> TASK STATEMENT:
Below are some records; copy each line in them that contains "JSON".

++++ MATERIAL PROVIDED

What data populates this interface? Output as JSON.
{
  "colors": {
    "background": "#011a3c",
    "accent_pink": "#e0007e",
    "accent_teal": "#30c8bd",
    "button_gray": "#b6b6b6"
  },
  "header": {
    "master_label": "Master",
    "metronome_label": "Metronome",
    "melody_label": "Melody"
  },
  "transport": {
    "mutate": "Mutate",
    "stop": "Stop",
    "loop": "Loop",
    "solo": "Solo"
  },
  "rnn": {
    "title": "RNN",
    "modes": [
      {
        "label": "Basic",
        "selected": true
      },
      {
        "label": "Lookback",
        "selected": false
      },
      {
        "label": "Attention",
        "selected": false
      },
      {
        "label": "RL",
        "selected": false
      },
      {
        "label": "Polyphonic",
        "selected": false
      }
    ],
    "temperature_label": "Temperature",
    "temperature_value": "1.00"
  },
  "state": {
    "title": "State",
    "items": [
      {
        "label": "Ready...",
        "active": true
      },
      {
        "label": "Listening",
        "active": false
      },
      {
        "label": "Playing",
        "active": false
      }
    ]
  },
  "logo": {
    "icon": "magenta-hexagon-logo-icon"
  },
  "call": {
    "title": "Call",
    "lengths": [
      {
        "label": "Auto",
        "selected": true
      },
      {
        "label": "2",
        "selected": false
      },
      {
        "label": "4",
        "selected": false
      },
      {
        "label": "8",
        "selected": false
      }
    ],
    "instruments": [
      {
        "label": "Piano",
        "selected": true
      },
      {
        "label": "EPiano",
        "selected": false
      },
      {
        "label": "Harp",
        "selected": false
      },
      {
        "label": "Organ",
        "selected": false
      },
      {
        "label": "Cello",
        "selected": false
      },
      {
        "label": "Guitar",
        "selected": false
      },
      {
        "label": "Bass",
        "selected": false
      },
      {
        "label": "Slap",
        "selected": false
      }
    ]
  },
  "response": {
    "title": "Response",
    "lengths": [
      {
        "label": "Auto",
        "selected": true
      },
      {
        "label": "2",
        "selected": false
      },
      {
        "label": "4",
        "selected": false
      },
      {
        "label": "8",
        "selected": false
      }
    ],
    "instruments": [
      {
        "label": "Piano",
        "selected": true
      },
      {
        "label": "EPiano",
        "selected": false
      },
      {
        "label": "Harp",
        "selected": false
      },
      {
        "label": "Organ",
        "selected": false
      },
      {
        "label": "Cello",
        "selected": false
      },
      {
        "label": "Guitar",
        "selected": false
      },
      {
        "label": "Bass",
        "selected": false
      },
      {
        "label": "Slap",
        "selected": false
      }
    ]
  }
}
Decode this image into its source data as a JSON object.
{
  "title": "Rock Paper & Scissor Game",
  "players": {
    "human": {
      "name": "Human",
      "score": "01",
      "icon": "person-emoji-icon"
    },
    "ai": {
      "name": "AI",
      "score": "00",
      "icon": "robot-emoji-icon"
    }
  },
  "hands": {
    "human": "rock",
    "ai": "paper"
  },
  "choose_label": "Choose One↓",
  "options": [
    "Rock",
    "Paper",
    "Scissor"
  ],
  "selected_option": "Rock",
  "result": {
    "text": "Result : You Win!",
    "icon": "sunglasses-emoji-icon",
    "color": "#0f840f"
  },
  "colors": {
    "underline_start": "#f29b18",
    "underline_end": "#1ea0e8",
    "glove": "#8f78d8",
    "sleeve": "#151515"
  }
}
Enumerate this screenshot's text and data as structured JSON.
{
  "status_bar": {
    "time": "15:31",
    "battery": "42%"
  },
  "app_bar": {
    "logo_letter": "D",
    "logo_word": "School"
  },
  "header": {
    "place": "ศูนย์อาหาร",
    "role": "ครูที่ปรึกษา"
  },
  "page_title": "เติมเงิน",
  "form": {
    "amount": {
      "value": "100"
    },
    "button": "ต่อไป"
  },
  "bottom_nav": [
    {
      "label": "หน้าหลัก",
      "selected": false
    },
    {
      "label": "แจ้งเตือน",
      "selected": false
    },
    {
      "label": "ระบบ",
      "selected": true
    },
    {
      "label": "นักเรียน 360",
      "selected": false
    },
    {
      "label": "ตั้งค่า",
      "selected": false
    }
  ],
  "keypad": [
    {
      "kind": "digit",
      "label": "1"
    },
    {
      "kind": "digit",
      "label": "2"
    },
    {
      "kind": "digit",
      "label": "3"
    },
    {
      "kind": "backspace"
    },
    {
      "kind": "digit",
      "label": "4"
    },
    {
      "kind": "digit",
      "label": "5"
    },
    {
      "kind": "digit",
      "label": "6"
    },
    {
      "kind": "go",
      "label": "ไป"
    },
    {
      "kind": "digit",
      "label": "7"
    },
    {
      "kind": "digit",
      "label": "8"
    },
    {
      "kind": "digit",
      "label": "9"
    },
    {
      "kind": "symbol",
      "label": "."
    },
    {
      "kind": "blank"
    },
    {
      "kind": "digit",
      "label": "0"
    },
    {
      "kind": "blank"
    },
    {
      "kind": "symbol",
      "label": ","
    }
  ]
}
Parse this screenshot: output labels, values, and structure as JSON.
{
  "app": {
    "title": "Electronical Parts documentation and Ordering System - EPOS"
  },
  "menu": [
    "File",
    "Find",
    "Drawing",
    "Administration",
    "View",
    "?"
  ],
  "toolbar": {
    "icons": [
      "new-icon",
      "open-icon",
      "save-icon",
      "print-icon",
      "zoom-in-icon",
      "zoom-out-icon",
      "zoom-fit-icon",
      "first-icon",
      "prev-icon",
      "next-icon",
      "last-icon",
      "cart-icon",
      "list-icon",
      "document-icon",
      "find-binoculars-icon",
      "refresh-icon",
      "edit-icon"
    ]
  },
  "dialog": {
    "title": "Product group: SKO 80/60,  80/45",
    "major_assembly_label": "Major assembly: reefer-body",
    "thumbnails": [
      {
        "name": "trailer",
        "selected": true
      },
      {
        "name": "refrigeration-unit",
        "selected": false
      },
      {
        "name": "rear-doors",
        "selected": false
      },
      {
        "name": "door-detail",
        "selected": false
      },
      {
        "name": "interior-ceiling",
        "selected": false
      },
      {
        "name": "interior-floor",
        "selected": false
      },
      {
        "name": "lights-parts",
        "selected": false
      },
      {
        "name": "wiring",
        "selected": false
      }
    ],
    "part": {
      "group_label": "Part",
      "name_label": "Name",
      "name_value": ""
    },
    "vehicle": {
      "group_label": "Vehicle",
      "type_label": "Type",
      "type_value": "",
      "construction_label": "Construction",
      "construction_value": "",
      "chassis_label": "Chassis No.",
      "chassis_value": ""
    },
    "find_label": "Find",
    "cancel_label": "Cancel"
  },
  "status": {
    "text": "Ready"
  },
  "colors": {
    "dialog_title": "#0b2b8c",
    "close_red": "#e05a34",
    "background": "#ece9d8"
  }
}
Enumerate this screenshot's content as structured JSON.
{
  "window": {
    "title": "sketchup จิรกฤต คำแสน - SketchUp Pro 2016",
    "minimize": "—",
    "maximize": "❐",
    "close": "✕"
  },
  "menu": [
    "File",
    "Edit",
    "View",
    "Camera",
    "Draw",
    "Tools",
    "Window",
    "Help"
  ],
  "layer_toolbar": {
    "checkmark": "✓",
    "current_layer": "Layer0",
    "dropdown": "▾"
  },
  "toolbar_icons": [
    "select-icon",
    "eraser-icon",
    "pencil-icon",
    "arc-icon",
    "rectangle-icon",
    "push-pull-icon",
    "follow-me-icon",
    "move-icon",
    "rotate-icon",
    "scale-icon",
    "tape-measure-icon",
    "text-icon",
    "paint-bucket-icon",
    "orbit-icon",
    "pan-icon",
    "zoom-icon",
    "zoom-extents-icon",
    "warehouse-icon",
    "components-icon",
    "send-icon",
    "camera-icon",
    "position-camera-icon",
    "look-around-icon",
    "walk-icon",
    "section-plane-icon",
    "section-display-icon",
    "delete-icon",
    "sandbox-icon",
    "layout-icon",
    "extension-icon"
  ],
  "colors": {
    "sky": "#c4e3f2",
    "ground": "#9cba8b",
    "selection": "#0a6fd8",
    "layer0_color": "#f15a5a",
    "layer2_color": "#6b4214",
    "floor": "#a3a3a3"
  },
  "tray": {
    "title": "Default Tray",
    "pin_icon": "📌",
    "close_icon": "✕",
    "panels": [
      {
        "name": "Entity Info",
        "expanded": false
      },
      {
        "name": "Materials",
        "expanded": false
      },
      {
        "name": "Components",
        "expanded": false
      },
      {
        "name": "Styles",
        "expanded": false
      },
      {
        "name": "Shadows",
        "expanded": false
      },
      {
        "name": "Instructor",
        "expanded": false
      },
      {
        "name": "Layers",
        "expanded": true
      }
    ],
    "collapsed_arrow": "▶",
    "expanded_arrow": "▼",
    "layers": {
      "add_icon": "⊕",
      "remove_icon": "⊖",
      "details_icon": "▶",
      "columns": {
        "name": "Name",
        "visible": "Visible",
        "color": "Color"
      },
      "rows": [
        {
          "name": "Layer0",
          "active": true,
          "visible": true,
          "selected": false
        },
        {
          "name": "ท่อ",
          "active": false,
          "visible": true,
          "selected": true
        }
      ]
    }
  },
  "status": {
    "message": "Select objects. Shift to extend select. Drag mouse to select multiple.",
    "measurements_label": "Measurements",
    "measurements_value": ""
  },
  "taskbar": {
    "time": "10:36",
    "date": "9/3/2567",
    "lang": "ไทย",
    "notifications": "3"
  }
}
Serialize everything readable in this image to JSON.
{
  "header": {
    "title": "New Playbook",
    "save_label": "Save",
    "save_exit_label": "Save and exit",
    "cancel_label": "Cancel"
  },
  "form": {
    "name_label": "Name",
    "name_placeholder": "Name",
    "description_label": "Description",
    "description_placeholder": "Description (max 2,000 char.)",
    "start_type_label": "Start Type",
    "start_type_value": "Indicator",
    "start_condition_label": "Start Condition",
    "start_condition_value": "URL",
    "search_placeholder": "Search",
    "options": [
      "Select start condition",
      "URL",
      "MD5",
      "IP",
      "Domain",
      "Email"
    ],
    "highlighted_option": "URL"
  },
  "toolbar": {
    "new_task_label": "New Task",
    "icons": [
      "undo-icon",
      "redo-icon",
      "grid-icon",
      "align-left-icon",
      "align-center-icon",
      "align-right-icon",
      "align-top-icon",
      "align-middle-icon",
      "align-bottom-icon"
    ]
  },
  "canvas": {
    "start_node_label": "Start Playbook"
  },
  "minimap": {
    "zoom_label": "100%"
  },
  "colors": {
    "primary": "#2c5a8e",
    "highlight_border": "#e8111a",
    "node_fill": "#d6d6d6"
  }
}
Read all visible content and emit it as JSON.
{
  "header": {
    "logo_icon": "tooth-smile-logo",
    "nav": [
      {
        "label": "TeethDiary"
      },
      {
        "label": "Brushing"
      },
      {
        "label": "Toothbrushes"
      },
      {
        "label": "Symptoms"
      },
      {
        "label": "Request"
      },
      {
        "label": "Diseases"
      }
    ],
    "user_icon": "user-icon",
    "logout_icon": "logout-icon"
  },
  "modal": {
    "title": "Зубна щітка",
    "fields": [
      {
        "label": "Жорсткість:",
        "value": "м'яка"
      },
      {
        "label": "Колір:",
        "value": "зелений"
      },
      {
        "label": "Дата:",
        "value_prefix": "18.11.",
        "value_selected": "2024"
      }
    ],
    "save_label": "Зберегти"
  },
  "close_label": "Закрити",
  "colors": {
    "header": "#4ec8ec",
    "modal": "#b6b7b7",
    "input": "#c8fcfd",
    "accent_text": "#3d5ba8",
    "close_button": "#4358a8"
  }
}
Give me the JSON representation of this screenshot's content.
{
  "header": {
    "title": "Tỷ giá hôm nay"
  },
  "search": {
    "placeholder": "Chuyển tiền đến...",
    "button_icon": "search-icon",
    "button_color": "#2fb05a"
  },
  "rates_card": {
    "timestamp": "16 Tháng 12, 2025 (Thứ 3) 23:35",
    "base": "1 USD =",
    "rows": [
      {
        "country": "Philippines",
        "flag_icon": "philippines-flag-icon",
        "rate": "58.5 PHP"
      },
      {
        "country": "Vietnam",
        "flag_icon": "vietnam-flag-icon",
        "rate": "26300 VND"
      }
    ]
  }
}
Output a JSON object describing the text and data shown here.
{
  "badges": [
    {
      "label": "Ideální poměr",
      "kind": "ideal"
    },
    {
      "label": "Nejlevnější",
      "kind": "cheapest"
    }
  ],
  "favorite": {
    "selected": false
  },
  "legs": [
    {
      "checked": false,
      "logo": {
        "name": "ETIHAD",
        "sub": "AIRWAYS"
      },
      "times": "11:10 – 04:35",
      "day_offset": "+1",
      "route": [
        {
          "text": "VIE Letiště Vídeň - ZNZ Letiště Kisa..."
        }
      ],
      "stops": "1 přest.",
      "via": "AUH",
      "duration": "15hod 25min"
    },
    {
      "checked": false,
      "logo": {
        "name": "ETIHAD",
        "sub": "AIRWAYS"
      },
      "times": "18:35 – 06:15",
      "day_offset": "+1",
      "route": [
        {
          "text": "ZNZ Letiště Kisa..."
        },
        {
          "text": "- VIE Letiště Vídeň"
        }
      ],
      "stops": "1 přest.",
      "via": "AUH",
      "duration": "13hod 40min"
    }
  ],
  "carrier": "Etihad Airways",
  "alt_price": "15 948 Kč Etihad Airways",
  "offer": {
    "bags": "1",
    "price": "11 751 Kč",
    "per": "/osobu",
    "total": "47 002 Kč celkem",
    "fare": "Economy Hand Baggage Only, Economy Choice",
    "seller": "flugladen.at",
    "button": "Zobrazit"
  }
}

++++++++

> TASK SOLUTION:
What data populates this interface? Output as JSON.
Decode this image into its source data as a JSON object.
Enumerate this screenshot's text and data as structured JSON.
Parse this screenshot: output labels, values, and structure as JSON.
Enumerate this screenshot's content as structured JSON.
Serialize everything readable in this image to JSON.
Read all visible content and emit it as JSON.
Give me the JSON representation of this screenshot's content.
Output a JSON object describing the text and data shown here.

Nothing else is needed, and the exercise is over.